Global Resources

Capacity-Building in Conflict Zones: A Feminist Analysis of Humanitarian Assistance in Sri Lanka

Author: M. de Alwis, J. Hyndman
Publisher: International Centre for Ethnic Studies, Colombo, Sri Lanka
Publication Date: Jan 2002
The civil war in Sri Lanka has been raging for the past twenty years and has left approximately 800,000 people internally displaced. In this document, Hyndman and de Alwis assess the potential for institutional capacity building in three areas of NGO work: the promotion of income security options for women; prevention and support in cases of violence against women; and the provision of health services and information to women. In times of conflict, such services are increasingly provided by international NGOs (INGOs) rather than governments. This has implications for accountability since INGOs often ignore the intensely political nature of their support in times of conflict. Humanitarian assistance provided through INGOs is also gendered in its design, in terms of the ways that services are provided and evaluations are conducted. If organisations merely use the terms 'women' or 'gender' in an effort to 'include' gender programming in their projects without truly understanding power imbalances that lead to gender inequality in the local context, they will fail to address social, economic and political power structures that hinder progress towards gender equality.

Humanitarian assistance can reinforce gender stereotypes. INGO staff members represent themselves as 'experts' with knowledge and skills to impart to the 'locals', whereas capacity-building should be viewed as a way of engaging and reinforcing local knowledge and skills in order to enhance the security of people's livelihoods. In the context of emergency relief, if food stuff is handed to women and cadjans (temporary shelters) to men, it is implicitly understood that women should cook while men construct the temporary shelters. Conversely, interventions can also be gender blind, meaning they assume assistance will affect all displaced people equally and therefore neglect the needs of women and other minority groups.

The research by de Alwis and Hyndman resulted in these findings:
• INGOs tend to focus on interventions for women that are 'quick' and 'easy'. For example, they provide micro-credit to women rather than skills-training in non-traditional areas.
• Little effort is made to enable local NGOs (LNGOs), through the generation of capital, to be independent of outside funds or to assess the impact of credit on gender relations in the home.
• Giving loans to women or widows without ongoing discussion with the entire community can cause resentment among men who may not have similar access to such credit schemes.
• Women's health is generally addressed only in terms of maternal health. Issues such as sexual health and violence are therefore ignored. However, a few organisations are looking at the psychosocial dimensions of health.
• Many humanitarian organisations appoint female staff as gender co-ordinators, although they may not be trained or interested in addressing gender issues. It also absolves other staff from taking responsibility for promoting gender equality.
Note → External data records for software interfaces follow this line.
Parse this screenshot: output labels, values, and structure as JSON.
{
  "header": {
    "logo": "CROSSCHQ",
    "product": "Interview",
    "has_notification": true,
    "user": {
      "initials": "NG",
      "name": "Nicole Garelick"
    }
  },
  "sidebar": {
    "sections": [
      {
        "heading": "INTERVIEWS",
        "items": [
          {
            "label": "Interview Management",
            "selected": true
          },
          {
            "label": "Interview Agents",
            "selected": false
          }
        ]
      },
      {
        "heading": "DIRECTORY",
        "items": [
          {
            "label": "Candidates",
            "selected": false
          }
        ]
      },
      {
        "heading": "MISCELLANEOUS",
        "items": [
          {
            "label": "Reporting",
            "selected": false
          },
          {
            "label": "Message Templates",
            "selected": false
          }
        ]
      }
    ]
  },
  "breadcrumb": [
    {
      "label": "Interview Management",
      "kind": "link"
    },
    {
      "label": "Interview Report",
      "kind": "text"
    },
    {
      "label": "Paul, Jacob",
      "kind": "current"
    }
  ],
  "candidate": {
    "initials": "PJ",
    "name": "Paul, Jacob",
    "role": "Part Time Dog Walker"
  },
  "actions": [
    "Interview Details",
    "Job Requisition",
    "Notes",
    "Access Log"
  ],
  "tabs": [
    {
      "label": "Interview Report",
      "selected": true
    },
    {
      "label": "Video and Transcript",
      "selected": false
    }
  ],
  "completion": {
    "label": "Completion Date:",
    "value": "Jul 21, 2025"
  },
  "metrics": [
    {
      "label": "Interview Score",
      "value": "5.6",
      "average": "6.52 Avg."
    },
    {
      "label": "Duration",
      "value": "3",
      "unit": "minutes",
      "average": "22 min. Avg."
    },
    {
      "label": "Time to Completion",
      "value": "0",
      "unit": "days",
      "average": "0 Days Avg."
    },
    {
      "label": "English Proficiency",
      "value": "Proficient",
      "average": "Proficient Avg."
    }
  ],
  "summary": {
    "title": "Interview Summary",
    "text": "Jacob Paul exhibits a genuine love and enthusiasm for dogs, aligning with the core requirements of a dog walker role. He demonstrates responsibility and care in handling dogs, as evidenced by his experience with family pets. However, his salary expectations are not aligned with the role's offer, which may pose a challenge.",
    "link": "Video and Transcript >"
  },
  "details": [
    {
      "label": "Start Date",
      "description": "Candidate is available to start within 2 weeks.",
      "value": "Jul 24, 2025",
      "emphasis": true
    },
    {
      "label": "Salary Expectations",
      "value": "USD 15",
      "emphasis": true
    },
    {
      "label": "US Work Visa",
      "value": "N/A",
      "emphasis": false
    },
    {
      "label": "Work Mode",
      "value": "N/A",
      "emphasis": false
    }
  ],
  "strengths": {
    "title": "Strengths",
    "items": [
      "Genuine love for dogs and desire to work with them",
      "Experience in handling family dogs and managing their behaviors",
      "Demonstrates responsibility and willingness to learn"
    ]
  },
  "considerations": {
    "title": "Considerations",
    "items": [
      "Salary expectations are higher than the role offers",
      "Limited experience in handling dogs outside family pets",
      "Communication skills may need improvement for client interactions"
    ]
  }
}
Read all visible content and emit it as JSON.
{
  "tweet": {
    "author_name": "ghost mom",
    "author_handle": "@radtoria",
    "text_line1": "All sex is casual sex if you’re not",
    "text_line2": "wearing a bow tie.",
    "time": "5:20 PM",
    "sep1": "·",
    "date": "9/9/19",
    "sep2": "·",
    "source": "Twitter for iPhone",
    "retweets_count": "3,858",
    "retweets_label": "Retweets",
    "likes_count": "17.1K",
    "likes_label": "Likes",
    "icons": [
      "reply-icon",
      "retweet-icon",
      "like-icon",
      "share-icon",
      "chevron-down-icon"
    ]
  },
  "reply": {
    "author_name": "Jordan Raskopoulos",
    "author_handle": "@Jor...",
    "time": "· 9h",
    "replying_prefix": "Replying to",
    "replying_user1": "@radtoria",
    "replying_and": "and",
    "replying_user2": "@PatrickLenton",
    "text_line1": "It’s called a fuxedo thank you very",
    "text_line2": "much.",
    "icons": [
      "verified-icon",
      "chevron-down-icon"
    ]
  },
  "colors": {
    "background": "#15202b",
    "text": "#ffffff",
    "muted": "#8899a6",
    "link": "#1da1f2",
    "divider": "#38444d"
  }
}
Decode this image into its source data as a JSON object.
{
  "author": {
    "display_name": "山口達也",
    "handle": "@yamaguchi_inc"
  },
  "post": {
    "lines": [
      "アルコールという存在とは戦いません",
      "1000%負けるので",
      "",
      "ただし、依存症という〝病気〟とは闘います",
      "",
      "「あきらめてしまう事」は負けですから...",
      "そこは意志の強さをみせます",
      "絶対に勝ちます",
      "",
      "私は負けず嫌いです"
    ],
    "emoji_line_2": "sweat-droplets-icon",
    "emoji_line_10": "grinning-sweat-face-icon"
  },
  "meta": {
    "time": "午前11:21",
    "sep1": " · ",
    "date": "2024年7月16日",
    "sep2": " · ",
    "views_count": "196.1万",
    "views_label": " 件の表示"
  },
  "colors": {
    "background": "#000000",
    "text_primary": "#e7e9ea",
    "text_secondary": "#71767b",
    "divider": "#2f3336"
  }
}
However, there are some local and international organisations that have integrated gender and development (GAD) into their work:
• The Suriya Women's Development Centre, a group of displaced Tamil women, has integrated prevention of violence against women into all their projects. The women also educate the public about violence against women (VAW) through songs, posters and street dramas. Suriya co-ordinates the Eastern women's NGO forum, which enables NGOs to share ideas, although travel and security concerns make it difficult to convene meetings.
• The World University Service of Canada (WUSC) helps co-ordinate the NGO forum and insists on equal participation of men and women in the projects they support. In cooperation with INGOS and LNGOs, they have supported courses in welding, bicycle repair, carpentry and mechanics in both mixed classes as well as classes for women only. Training for all participants includes gender training. WUSC also works with the families, employers and neighbours of women about the need to re-examine gender stereotypes.

Lessons learnt and recommendations:
• INGOs need to expand their conception of gender and collaborate with LNGOs, so that gender is seen as part of the design, implementation and evaluation of every project.
• Conflict can provide opportunity for positive social change through transforming gender roles/identities, provided that all members of a community are involved in ongoing consultations and decision-making.
• Developing a network for gender trainers and a central repository for shared resources would be an invaluable asset for international and local NGOs.
• Gender training for male staff by male gender trainers is vital to counter the current trend towards marginalising gender as a women's issue.